** Raw data follows **

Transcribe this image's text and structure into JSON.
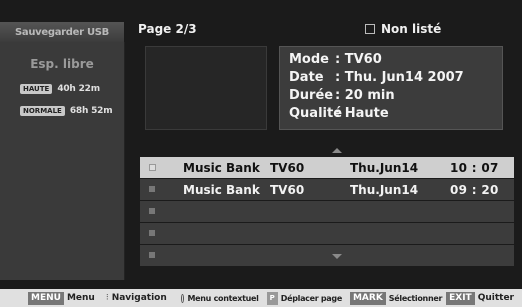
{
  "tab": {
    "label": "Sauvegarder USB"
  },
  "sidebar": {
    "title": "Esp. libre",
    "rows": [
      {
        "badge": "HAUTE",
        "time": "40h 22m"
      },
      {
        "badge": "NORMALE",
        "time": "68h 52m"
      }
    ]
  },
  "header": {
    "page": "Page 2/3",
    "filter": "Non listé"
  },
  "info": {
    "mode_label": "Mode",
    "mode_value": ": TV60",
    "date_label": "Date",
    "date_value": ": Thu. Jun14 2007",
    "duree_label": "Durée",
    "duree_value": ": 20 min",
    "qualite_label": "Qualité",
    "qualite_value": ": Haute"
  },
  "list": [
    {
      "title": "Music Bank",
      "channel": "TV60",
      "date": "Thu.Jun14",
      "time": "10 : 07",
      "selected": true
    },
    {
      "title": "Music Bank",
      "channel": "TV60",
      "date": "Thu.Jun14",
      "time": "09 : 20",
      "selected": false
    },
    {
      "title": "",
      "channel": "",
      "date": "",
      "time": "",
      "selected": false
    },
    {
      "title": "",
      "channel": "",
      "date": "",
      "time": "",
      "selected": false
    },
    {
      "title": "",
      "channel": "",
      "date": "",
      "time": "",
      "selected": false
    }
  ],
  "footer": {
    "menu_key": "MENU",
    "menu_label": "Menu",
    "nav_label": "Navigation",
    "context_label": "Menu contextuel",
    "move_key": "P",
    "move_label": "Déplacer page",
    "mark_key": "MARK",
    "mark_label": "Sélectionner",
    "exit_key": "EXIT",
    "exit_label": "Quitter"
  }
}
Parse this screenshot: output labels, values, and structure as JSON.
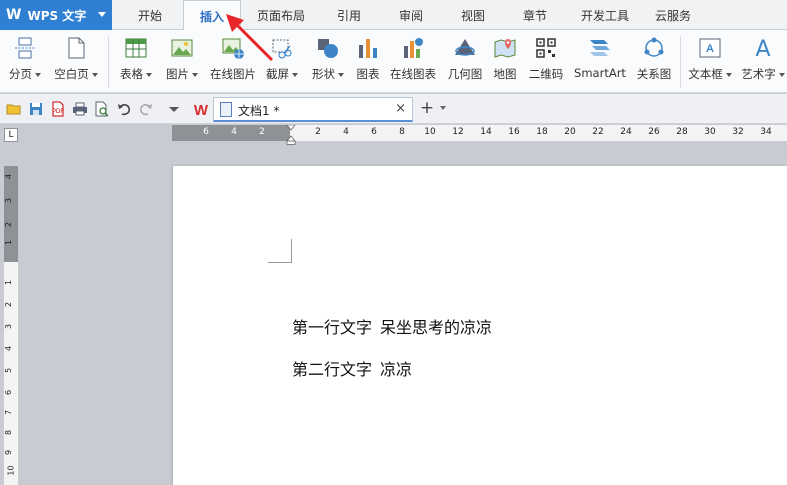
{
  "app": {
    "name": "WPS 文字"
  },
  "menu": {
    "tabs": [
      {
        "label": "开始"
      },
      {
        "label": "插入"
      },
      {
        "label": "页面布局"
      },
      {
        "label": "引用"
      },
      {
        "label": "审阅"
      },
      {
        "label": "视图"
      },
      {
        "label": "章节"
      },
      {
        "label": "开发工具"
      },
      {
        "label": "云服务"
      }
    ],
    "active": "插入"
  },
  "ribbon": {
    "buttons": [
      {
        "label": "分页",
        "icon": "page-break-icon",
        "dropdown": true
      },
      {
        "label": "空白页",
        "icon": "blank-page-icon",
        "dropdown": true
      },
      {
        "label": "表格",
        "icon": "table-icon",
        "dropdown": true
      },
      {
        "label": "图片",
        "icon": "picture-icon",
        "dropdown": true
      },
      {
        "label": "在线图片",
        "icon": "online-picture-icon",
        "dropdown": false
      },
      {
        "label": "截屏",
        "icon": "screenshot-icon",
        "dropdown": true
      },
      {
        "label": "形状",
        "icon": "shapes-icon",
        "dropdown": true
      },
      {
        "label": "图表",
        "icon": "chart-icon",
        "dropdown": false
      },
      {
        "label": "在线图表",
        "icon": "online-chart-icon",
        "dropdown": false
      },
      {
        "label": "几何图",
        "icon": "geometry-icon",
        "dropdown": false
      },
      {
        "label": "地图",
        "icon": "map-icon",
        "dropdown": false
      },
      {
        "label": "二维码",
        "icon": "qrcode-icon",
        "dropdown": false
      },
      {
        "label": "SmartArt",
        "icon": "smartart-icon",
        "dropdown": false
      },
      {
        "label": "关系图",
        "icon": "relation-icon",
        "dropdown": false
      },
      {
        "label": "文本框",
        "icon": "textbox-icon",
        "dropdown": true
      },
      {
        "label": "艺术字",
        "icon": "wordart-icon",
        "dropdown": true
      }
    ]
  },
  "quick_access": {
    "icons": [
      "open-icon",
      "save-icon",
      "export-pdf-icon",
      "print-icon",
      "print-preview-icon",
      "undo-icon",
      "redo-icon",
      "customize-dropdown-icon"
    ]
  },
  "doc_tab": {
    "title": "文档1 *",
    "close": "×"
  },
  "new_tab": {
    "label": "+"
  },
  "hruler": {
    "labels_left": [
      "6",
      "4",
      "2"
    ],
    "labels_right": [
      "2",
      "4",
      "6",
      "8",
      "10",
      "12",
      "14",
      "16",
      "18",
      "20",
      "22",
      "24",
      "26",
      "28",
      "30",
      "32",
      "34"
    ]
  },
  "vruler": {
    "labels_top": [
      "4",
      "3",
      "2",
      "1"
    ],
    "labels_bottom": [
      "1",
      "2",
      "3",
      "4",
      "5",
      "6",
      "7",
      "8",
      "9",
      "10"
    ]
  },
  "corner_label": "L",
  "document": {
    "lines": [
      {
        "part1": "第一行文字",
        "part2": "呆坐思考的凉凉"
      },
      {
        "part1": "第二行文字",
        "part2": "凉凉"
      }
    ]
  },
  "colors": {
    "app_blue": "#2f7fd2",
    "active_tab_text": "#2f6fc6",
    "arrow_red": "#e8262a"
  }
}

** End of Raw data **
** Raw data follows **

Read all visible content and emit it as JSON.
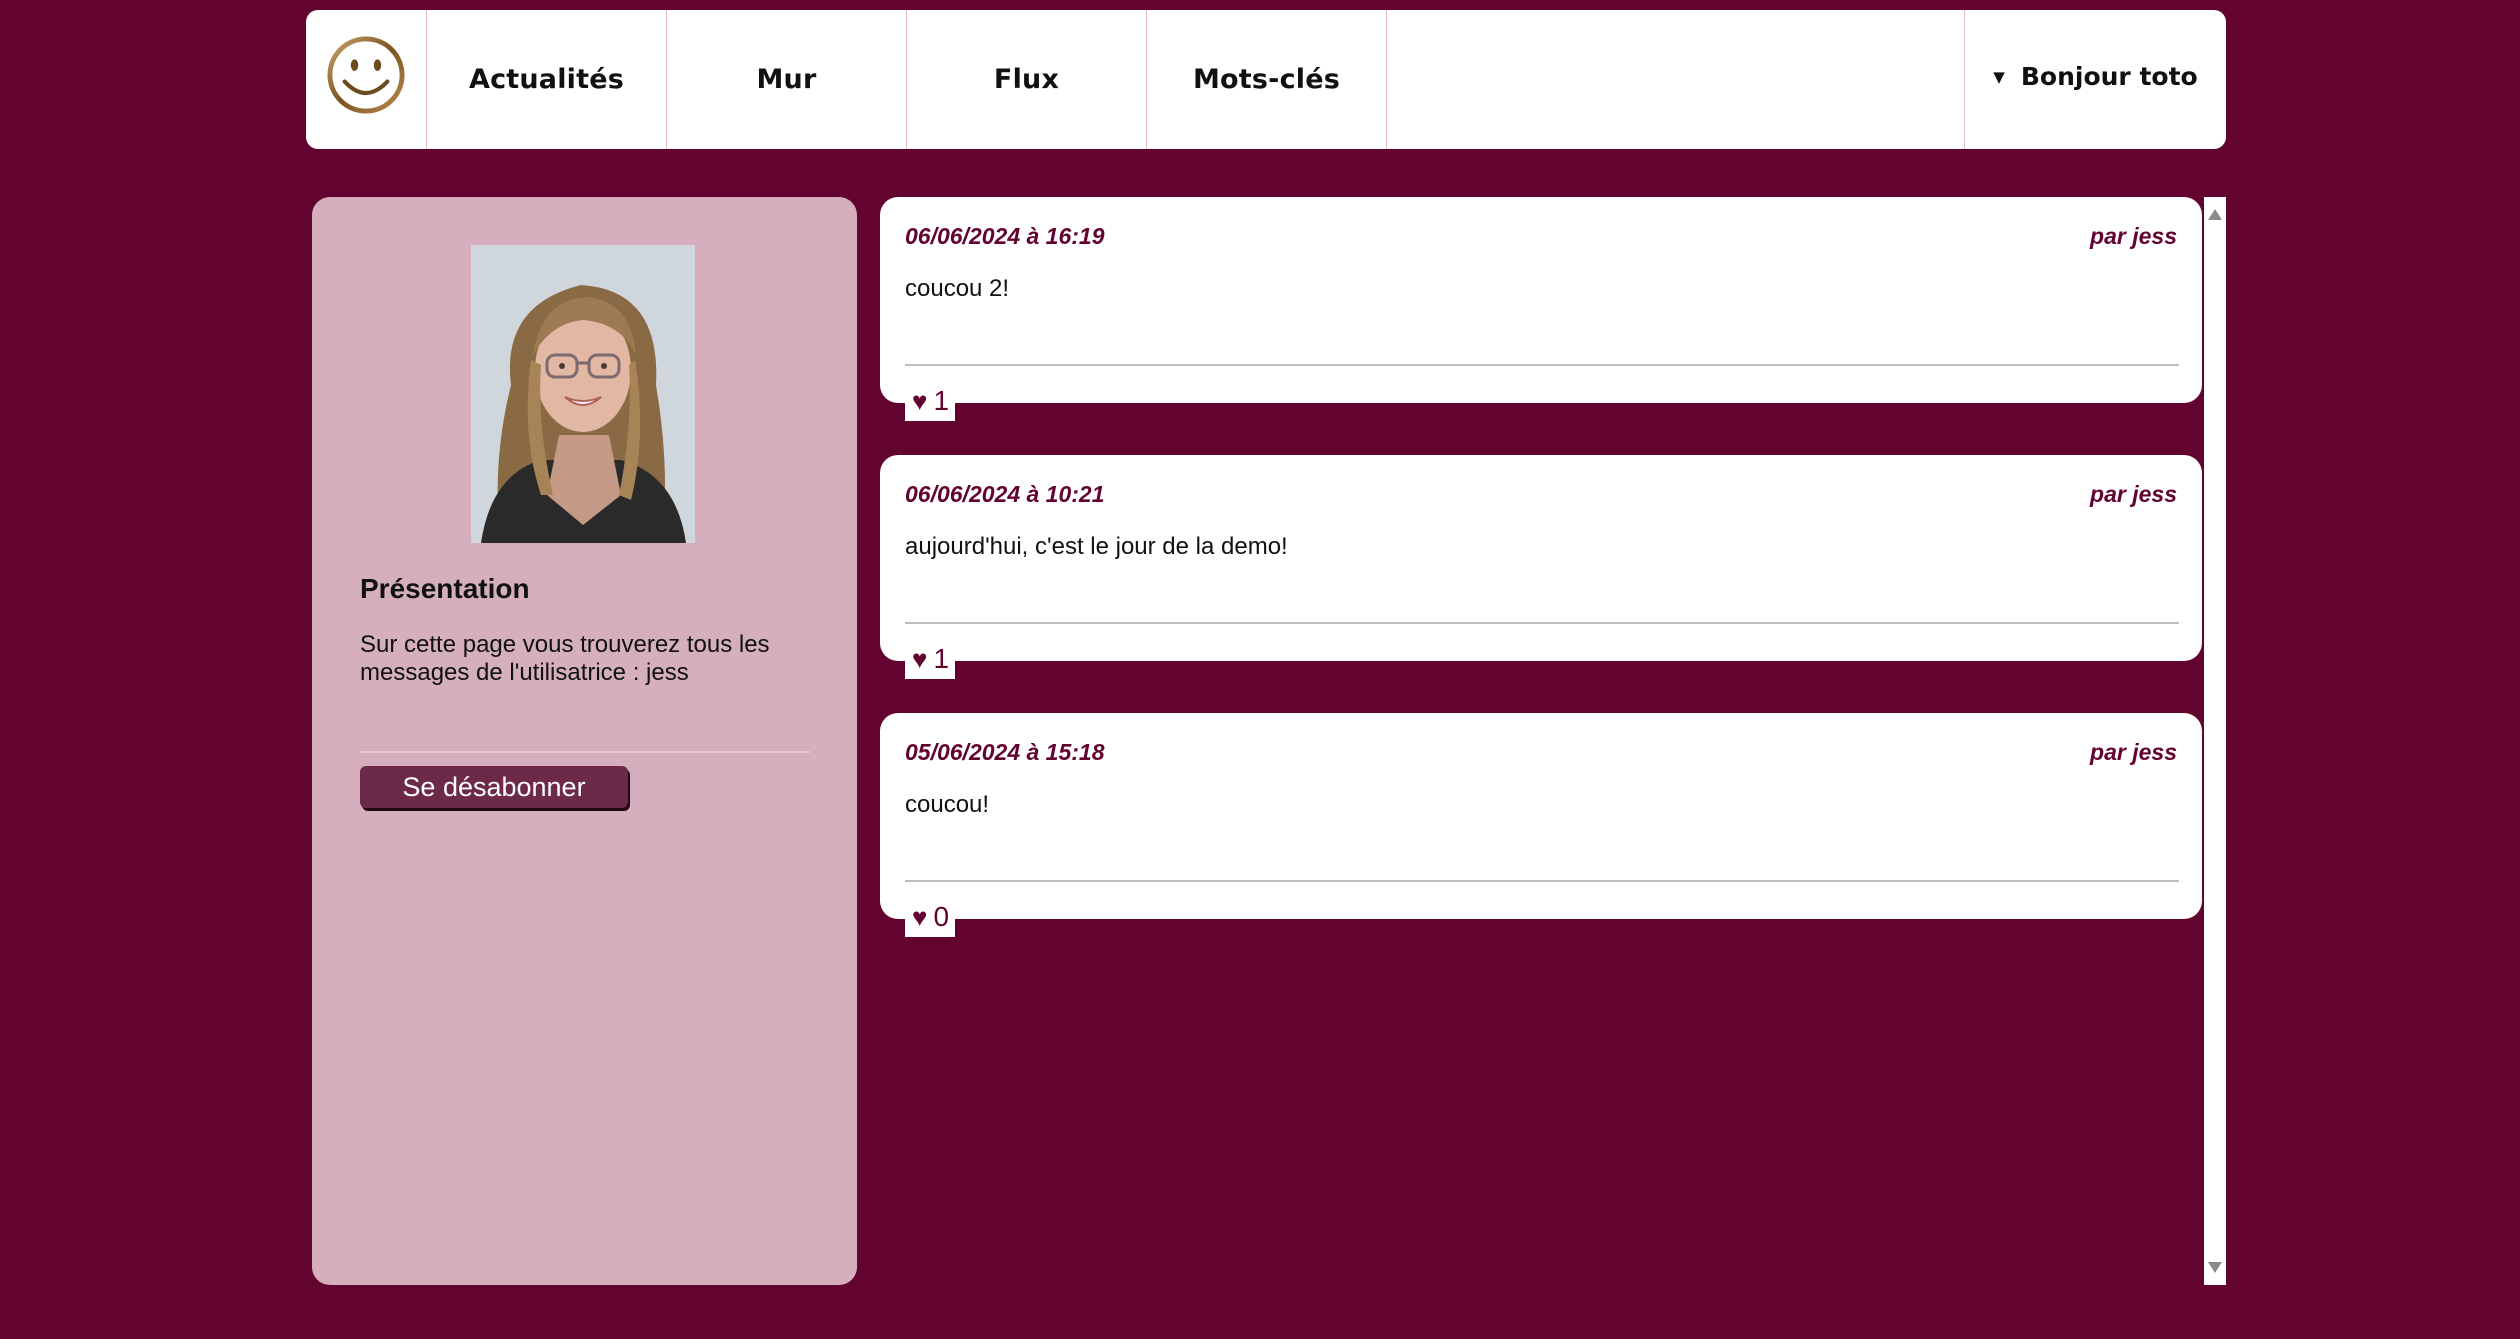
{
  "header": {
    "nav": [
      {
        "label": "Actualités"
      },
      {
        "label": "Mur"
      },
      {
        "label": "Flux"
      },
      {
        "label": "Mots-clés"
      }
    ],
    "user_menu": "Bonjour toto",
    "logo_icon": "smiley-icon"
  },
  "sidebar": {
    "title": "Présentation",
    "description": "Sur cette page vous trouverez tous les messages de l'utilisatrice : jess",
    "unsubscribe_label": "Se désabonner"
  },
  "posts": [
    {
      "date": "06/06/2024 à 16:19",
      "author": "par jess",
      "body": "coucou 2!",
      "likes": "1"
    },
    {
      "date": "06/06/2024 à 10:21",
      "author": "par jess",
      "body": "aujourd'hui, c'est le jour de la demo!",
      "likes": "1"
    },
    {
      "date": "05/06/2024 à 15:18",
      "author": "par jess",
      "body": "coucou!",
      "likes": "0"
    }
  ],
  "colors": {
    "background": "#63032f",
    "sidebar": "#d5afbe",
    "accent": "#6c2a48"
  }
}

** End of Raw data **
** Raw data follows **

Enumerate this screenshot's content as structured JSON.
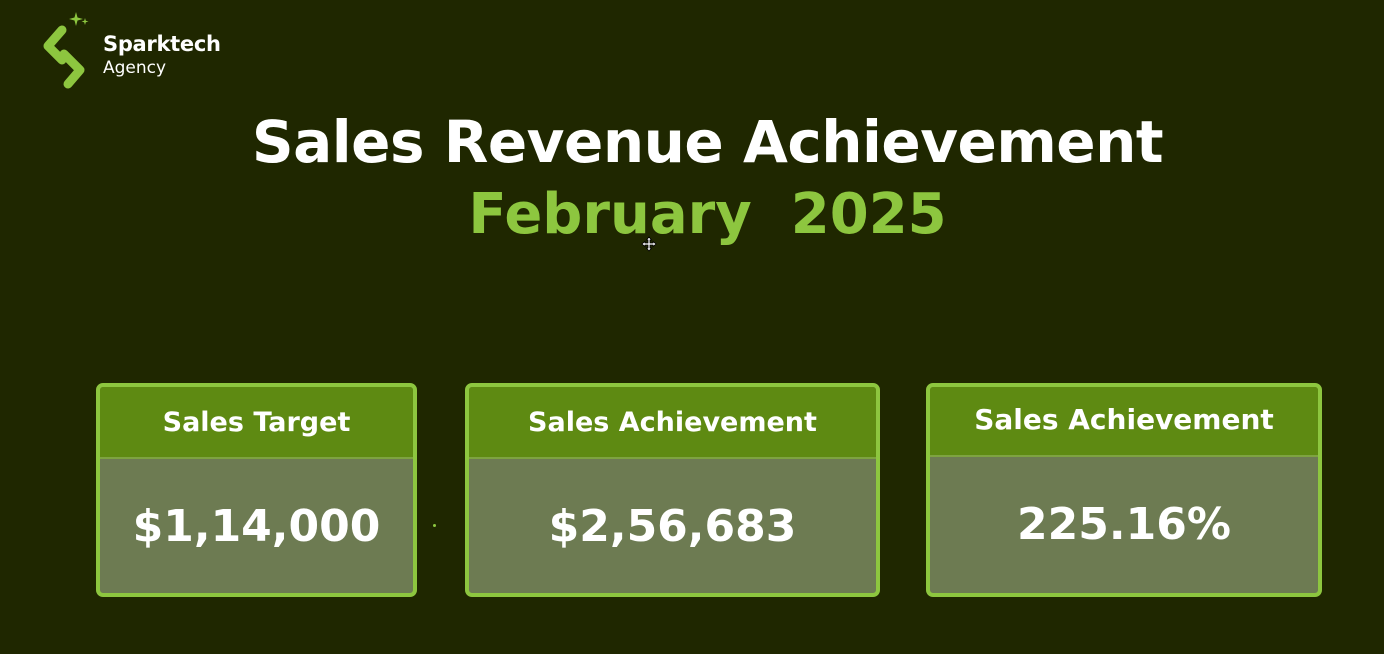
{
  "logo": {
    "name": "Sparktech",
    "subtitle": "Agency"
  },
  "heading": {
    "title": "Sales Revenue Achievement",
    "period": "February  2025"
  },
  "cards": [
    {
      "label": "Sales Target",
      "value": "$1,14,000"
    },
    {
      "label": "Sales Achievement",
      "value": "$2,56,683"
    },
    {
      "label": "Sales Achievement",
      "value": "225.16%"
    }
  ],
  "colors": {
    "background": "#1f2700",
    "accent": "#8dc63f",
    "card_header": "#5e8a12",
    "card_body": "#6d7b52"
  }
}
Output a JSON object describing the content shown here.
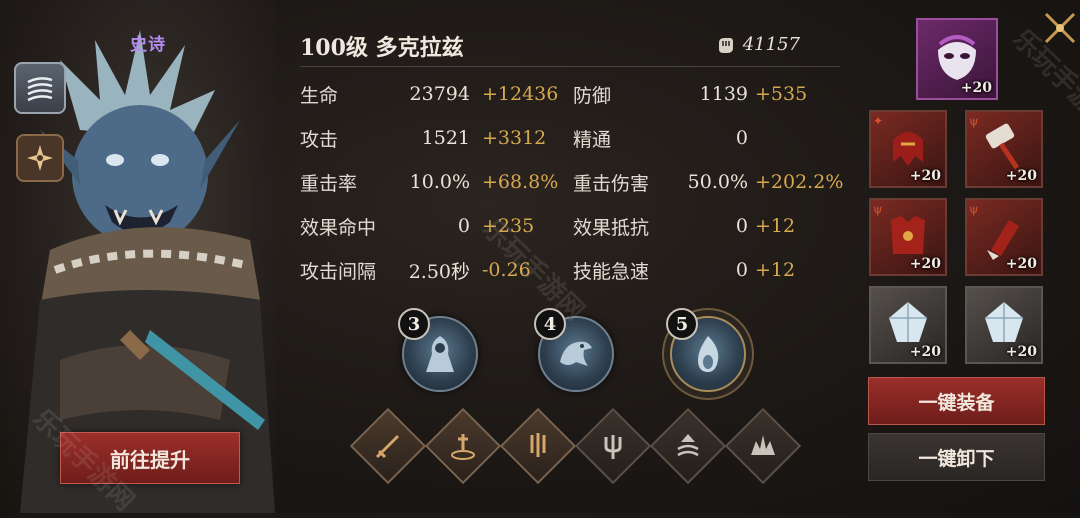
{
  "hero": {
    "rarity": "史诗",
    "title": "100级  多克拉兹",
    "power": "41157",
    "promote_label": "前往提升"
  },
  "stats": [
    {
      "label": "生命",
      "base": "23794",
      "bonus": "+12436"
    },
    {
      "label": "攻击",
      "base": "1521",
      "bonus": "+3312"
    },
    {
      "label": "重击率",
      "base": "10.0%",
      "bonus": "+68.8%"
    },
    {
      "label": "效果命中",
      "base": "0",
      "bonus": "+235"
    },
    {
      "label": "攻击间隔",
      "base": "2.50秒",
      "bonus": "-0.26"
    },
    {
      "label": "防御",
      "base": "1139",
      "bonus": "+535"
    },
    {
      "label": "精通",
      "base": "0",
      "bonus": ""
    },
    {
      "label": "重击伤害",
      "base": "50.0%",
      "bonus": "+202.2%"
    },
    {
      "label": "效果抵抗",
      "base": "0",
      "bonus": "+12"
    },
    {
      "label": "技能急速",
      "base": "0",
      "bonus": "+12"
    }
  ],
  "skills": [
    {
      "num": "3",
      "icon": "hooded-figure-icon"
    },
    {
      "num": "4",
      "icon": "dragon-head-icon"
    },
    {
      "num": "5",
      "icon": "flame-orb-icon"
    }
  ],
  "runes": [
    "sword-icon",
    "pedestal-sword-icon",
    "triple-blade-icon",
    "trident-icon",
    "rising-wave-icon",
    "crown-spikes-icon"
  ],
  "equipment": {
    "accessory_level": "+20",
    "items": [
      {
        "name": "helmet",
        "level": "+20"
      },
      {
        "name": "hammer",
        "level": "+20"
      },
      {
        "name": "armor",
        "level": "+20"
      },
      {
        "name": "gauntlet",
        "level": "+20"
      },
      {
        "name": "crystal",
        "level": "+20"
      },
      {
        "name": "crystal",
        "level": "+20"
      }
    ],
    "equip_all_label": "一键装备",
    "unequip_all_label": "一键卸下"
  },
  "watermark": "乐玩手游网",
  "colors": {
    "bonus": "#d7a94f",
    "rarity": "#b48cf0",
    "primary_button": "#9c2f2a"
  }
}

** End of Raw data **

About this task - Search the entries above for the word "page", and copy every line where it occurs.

Completed task -
    "page": "Page 2/3",
    "move_label": "Déplacer page",
        "icon": "page-break-icon",
        "icon": "blank-page-icon",
    "description": "Sur cette page vous trouverez tous les messages de l'utilisatrice : jess",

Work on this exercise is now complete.